What you should do: If a line in the entries below includes the string "link", copy it out.

Component data from apps and pages:

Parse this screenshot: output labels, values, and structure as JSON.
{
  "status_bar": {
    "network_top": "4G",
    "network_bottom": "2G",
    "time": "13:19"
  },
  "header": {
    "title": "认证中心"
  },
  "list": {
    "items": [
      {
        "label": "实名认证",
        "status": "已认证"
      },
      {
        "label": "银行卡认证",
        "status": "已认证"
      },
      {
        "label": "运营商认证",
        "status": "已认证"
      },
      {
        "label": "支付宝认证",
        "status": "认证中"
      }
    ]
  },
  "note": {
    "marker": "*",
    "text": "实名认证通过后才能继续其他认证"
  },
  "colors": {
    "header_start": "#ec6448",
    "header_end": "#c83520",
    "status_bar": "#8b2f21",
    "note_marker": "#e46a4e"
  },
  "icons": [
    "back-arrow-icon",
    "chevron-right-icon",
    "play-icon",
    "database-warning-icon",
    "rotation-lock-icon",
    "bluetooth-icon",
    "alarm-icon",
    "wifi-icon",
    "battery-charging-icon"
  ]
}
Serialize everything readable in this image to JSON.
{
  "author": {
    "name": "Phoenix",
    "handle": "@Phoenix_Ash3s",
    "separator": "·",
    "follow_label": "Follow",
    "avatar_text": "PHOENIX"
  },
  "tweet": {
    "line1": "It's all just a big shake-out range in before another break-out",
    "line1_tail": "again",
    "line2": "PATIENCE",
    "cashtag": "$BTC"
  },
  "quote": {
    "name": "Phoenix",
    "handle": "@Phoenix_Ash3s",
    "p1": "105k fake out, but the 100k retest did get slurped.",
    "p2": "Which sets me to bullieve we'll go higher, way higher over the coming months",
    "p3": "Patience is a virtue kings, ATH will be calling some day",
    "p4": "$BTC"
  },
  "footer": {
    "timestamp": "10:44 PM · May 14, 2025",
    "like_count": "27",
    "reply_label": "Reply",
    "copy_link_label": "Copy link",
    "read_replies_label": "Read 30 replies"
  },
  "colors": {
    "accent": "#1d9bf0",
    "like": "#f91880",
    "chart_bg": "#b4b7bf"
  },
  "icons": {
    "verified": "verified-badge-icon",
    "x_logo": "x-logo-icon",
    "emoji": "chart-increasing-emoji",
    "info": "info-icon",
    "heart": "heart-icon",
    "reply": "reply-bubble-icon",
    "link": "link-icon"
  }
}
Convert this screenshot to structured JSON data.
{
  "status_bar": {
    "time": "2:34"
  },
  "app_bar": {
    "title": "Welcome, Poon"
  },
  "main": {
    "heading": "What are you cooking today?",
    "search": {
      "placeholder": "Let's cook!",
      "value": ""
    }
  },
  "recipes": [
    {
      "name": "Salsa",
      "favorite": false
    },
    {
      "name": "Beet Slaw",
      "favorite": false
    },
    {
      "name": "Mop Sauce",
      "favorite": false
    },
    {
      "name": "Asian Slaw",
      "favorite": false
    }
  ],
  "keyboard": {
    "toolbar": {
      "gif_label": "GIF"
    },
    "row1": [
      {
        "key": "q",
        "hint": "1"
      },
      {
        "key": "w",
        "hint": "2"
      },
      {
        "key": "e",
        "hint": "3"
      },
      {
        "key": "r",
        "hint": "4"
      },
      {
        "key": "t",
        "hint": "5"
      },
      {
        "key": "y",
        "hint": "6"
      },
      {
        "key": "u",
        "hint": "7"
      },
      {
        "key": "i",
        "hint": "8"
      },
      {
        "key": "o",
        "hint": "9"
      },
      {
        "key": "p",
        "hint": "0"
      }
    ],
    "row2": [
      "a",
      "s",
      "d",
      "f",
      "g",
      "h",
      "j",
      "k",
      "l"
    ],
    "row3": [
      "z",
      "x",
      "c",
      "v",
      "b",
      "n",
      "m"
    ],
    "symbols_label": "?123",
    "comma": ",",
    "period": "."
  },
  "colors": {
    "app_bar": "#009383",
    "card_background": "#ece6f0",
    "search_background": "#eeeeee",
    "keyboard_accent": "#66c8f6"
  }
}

Expected answer:
    "copy_link_label": "Copy link",
    "link": "link-icon"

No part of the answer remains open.